-- WHAT IS BEING ASKED --
Each line in the data holding "Test" should be listed.

-- EXERCISE INPUTS --
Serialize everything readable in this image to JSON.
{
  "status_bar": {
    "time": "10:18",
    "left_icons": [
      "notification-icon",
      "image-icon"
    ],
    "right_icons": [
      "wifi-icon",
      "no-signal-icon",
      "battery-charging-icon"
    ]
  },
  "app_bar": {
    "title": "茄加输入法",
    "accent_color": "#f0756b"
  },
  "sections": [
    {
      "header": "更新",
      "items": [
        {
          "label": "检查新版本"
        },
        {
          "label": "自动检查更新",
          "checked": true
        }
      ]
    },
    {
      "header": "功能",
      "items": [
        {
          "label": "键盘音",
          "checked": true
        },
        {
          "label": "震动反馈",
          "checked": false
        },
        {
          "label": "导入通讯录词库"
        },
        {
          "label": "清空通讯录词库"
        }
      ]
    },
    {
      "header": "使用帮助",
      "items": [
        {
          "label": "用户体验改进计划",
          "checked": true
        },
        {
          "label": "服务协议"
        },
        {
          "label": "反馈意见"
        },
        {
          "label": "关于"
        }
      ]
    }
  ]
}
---
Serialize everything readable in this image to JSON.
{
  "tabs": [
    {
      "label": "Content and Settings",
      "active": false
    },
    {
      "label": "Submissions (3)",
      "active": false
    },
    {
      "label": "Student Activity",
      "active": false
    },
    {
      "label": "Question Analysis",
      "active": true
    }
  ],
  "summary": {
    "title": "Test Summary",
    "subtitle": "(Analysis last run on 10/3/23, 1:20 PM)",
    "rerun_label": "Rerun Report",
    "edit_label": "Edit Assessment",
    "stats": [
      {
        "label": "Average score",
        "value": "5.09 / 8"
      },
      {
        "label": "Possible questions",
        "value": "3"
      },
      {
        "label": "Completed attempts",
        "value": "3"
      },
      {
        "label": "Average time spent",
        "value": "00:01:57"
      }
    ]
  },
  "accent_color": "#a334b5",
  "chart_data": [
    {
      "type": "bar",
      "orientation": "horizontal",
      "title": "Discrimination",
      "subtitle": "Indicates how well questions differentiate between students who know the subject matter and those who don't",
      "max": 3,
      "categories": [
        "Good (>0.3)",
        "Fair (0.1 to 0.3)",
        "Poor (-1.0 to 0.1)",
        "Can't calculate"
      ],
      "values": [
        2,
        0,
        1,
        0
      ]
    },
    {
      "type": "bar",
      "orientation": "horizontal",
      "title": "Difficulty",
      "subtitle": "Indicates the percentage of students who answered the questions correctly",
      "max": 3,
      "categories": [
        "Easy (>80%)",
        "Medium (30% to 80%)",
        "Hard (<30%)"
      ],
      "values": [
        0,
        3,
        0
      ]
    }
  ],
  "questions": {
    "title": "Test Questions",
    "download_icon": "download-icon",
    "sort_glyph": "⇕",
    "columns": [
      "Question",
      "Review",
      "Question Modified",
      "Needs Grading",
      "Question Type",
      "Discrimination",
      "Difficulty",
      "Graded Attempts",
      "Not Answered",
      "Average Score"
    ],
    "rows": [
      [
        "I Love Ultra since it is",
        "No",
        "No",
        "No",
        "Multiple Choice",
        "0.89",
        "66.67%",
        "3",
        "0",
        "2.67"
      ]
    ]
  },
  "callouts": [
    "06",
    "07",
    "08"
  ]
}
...
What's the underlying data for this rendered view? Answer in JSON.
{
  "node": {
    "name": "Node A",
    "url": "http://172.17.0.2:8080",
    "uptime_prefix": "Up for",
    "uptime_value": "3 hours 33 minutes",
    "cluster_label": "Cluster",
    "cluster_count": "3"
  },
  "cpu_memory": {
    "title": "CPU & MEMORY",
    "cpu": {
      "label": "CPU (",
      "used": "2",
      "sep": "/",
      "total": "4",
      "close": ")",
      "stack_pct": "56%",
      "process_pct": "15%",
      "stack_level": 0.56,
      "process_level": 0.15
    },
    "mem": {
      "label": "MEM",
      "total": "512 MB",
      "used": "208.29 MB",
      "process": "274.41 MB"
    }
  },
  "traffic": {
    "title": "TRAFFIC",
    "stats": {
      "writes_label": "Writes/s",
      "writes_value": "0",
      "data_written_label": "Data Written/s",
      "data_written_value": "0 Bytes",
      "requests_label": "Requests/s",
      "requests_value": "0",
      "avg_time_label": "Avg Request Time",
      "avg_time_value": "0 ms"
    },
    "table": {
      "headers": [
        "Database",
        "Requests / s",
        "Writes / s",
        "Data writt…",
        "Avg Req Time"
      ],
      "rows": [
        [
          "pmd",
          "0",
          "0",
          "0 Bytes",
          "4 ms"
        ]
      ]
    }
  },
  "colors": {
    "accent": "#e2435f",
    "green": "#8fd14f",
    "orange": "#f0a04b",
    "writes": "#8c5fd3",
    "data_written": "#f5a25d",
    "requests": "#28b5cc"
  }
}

-- OUTPUT OF THE EXERCISE --
    "title": "Test Summary",
    "title": "Test Questions",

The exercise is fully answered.